All pictures are made in July 2008 at the Sithonia peninsula (northern Aegean sea) in Greece.


ID#1
I cannot understand, what those brownish "bells" on white legs in the upper cental part of picture, upon Scorpaena notata are. Thought of tunicate group, but so far could not find an image similiar to these.



ID#1
This lonely Chromis chromis looked strange and acted strange. It's body was strongly blowed up around belly, and some flexible white "wire" was hanging out. I could not figure out if it's going to lay eggs or perhaps is infected by some helmintos?



ID#2
Shame on me, I could not identify this sponge. The closest I found was Suberites carnosus, but the cental opening looks protrused on this one (in addition I do not know if Suberites probably lives in Northern Aegean).



ID#3
This coralline algae seems like something between Lithophyllum stictaeforme (which uses to be more magenta) and Peyssonnelia squamaria (looking a bit darker red), but what can it be?



ID#4
I've got no idea what that elongated orange leaf down on the background could be. Almost the same thing is observable on the ID#6picture, in the upper right corner.



ID#5
I'm unable to identify the white block, on the right side of which a little cleaning prawl is sitting.



ID#6
Except for the forementioned orange leaf on the top right, I could not clear up either the white sponge, either to determine a scientific name for a little goby sitting above an orange polychaeta.

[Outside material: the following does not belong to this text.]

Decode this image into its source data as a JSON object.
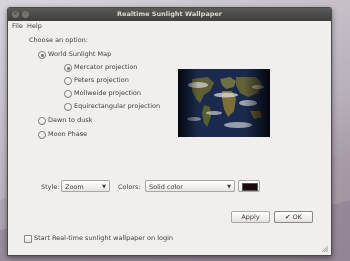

ID#7
This was the largest colonial bryozoan I've seen so far (it had size of a large sock, huh). Unfortunately I had no luck to see it back while trying to idetify it by Google images.



ID#8
May it be Dendrophyllia ramea?



ID#9
Could it be Trachinotus ovatus or Caranx crysos, or Campogramma glaycos?



ID#10
Who are these little cute fishies? May be Sardina pilchardus or some relatives from the Clupeidae family?



ID#11
This beutiful sea anemone does not seem to be nor Anemonia viridis, nor Aiptasia mutabilis (those both are more common in the area).



ID#12
This little shell used to be found hardly sucked to live of dead bivalvia shells. This time it was found on the piece of garbage we took out of the sea, so it could be pictured before getting back to it's element. The closest thing I could find for this little fellow was Anomia sp., but I am much unsure about that.


UPDATE 14.01.2008.


ID#13
This sleeping fish seemed like close relative to Symphodus tinca, but coloured different. Could it be Symphodus rossaili?



ID#14
This flourescent yellow thing is the greatest mysterie for me. I cannot even detect, if it's sponge or tunicate.



ID#15
Unusually looking carapax of sea-spider crab, an octopus victim.



ID#16
Lovely Tompot's blenny has so much strange around: what are those yellowish "chewing gums" beneath it? What is the origin of those dark spots in somekind of slime in the upper part of picture?


Thank You in advance for the invaluable help and spending your time I very appreciate.